BEGIN

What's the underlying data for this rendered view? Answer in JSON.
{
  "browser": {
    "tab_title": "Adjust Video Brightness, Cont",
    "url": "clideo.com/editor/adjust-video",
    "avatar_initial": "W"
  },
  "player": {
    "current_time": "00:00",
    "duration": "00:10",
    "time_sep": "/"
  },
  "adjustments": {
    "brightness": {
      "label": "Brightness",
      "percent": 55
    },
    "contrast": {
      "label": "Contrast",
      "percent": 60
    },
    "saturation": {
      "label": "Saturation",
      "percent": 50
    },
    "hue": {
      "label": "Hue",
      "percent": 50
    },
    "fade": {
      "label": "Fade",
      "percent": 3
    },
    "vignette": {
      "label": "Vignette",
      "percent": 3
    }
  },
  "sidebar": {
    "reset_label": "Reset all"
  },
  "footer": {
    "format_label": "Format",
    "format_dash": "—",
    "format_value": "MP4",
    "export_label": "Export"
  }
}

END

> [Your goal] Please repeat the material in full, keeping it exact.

> [Solution for this problem]
What's the underlying data for this rendered view? Answer in JSON.
{
  "browser": {
    "tab_title": "Adjust Video Brightness, Cont",
    "url": "clideo.com/editor/adjust-video",
    "avatar_initial": "W"
  },
  "player": {
    "current_time": "00:00",
    "duration": "00:10",
    "time_sep": "/"
  },
  "adjustments": {
    "brightness": {
      "label": "Brightness",
      "percent": 55
    },
    "contrast": {
      "label": "Contrast",
      "percent": 60
    },
    "saturation": {
      "label": "Saturation",
      "percent": 50
    },
    "hue": {
      "label": "Hue",
      "percent": 50
    },
    "fade": {
      "label": "Fade",
      "percent": 3
    },
    "vignette": {
      "label": "Vignette",
      "percent": 3
    }
  },
  "sidebar": {
    "reset_label": "Reset all"
  },
  "footer": {
    "format_label": "Format",
    "format_dash": "—",
    "format_value": "MP4",
    "export_label": "Export"
  }
}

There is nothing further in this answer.